You know, like Shkreli is morally, but with money.
After Shkreli purchased a majority stake in the struggling company and took over as its CEO in November, KaloBios’s fortunes appeared to be improving. But Shkreli, who rose to prominence after monstrously jacking up the price of an AIDS drug sold through another company he ran, Turing Pharmaceuticals, was indicted on securities fraud charges in mid-December, prompting KaloBios to fire him. Shortly thereafter, Nasdaq staff delisted KaloBios’s shares from public trading.
And, while the world was savoring Shkreli’s slouchy, gray-hoodied, post-bail walk of shame, KaloBios was apparently preparing to file for bankruptcy, which it formally declared Tuesday.
Though the Delaware-based company was by no means a major employer, it’s never all that satisfying to see a company with any number of innocent employees go under.

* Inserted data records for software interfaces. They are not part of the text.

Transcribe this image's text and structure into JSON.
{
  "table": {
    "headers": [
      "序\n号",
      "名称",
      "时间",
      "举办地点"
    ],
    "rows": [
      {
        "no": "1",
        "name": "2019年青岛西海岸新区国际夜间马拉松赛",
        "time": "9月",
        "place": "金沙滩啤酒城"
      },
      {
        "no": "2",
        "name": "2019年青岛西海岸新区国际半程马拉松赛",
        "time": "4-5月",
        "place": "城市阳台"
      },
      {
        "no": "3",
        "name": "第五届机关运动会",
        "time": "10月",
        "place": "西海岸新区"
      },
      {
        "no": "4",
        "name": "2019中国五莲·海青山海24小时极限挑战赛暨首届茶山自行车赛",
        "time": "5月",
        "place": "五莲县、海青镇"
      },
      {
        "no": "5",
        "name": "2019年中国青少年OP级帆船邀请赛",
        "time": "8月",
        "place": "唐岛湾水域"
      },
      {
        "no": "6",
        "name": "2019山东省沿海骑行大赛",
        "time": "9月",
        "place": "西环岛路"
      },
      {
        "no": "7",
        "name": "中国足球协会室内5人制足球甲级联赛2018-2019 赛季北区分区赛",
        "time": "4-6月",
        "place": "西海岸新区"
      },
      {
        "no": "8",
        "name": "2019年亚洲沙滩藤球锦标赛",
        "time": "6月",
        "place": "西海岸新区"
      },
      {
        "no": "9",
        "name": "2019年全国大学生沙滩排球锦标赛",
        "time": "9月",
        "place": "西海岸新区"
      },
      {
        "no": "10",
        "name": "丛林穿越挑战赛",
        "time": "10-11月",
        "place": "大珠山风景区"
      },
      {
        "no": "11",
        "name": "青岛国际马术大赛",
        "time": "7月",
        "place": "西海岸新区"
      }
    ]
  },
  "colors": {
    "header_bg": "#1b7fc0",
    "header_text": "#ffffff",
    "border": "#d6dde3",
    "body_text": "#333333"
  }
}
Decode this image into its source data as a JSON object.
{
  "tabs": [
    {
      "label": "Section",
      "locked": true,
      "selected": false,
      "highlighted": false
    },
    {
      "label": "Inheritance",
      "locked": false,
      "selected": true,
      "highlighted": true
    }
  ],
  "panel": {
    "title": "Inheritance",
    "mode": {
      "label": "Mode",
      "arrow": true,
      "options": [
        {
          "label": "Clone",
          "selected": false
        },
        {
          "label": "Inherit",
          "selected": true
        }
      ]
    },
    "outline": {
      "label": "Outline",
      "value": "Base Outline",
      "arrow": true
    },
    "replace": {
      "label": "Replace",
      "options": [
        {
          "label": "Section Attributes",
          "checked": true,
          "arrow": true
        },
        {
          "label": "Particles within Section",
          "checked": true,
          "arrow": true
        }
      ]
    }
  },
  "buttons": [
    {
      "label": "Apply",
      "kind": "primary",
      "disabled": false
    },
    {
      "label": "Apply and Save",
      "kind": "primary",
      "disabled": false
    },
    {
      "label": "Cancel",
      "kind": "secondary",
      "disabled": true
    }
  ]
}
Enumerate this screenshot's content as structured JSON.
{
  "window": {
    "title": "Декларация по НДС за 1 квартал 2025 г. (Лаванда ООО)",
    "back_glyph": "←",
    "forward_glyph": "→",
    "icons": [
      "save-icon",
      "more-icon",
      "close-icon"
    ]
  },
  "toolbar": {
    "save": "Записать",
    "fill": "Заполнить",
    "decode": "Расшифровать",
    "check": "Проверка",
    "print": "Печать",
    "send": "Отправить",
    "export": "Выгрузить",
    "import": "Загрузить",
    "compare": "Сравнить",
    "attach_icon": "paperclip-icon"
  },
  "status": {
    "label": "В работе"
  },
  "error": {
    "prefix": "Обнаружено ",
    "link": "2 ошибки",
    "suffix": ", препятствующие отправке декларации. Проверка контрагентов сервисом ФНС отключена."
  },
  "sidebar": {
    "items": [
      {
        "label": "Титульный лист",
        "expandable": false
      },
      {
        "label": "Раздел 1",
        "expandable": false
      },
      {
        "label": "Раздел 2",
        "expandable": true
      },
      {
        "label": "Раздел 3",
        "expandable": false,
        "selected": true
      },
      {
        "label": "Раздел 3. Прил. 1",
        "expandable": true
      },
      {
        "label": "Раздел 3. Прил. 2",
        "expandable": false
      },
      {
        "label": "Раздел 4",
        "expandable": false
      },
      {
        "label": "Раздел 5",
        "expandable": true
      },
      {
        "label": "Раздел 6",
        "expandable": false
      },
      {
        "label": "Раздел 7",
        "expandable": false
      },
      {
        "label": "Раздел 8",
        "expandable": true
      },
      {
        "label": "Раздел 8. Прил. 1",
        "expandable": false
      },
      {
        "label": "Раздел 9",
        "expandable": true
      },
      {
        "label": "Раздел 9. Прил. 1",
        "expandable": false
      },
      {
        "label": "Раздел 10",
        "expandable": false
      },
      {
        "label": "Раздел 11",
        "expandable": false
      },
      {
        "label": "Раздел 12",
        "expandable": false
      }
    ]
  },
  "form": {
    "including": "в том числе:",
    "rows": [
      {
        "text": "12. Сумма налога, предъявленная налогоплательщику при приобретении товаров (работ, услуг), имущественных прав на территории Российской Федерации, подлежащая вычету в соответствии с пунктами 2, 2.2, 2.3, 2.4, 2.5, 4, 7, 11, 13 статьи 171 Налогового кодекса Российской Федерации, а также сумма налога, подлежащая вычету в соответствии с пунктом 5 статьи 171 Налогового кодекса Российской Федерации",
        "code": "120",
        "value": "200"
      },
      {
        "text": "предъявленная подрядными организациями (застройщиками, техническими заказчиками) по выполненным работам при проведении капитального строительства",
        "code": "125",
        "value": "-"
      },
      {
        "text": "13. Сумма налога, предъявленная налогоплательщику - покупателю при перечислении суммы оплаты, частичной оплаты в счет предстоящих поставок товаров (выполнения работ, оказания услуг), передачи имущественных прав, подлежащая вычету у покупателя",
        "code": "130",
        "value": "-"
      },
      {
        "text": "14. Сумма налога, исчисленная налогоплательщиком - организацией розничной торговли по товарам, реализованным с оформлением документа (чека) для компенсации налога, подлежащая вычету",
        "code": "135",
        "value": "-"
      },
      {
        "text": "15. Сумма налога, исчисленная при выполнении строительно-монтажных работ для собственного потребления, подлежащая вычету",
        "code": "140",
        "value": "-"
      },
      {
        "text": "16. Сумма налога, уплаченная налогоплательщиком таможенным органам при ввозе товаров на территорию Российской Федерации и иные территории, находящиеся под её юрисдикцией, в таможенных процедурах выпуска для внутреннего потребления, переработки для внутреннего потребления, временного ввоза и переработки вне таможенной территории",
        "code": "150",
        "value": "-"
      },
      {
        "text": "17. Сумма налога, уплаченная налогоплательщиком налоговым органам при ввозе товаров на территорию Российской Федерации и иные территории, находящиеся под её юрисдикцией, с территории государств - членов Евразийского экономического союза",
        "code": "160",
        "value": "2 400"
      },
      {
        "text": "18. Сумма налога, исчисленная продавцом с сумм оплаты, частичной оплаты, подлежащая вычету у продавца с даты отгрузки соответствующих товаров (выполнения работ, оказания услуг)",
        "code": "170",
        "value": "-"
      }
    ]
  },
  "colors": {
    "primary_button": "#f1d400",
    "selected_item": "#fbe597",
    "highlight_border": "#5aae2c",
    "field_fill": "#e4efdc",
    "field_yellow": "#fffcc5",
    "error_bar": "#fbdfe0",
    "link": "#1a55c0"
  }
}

On the other hand, it’s hard not to read the continued downward spiral of Shkreli and his bizarre ubermensch routine as a certain brand of poetic justice.